The exhibit in the art gallery is not permanent. During my visit, a solo exhibit by Park Min Kyu entitled "Coexistent City" was on display. His artworks were made of acrylic, wooden cubes, and iron rings. The pieces made with iron rings were most interesting for me.

Directions to Dream Forest Art Center: Take the subway to Miasageori Station. Take exit 3. Take bus #1124 (every 10 minutes) to Dream Forest Art Center Entrance bus stop. Bus fare is 1200 won. 


Interesting pieces using iron rings

Dongdaemun Design Plaza
28, Eulji-ro, Jung-gu, Seoul
Tuesday to Sunday 10AM to 7PM
Admission is free (some exhibits may require a fee)


Dongdaemun Design Plaza is a futuristic looking building.

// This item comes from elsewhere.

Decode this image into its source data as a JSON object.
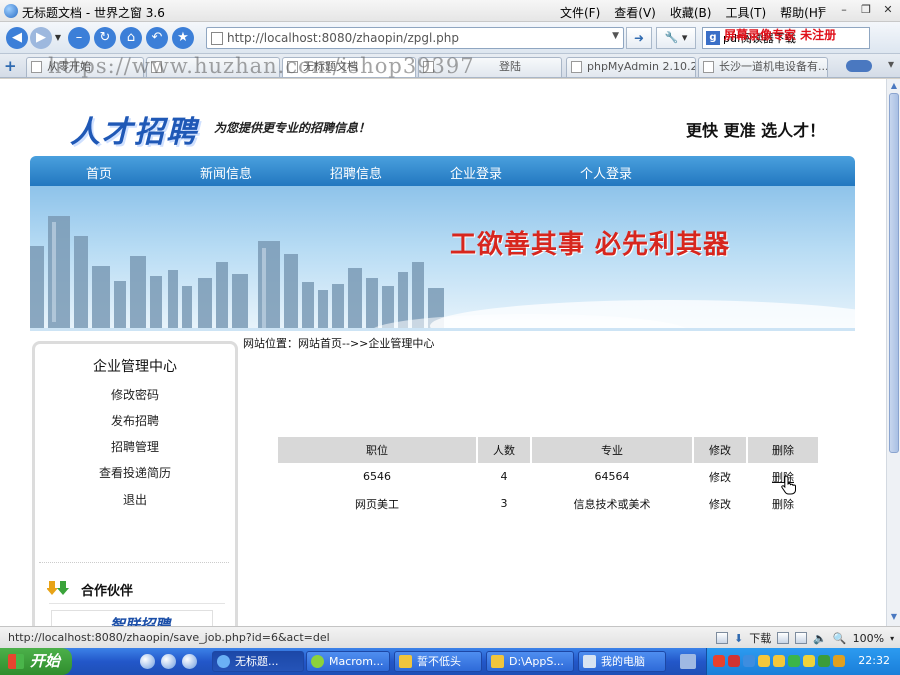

Aptly designed for its purpose: it is a venue for exhibits, fashion shows, product launches, etc. Since the exhibits are not permanent, there is always something new to see.

When we visited, we were not looking to check out a specific exhibit, but were there just to see the inside of Dongdaemun Design Plaza. While exploring inside, we happened to see an exhibit in the Design Pathway. It was Park Choon Moo's (a fashion designer) 30-year collection. And an amazing thing about the Design Pathway is that we had walked from the topmost floor to the basement without using stairs!

In the park surrounding DDP are sculptures, exhibit halls, and two museums. One museum is the Dongdaemun History Museum where relics excavated from the site are on display, and the other is Dongdaemun Stadium Memorial showcasing past events held at the stadium (DDP is where the stadium used to be). Admission is free in the museums.

Directions to Dongdaemun Design Plaza: Take subway line 2, 4, or 5 to Dongdaemun History and Culture Park Station, exit 1.


Park Choon Moo's collection on display at the Design Pathway



Sokcho+Seoul+Gwangju, Autumn 2018
Sokcho, Gangwon-do
Sokcho Accommodation: With U Hotel & Guesthouse
Seoul
Seoul Accommodation: Hostel Tommy
Finding Solace in the Midst of Seoul's Urban Jungle
Art Museums in Seoul (you're here!)
Food for the Seoul
Unhyeongung Palace, Cheong Wa Dae, Jogyesa Temple
Gwangju, Gyeonggi-do
UNESCO World Heritage: Namhansanseong Fortress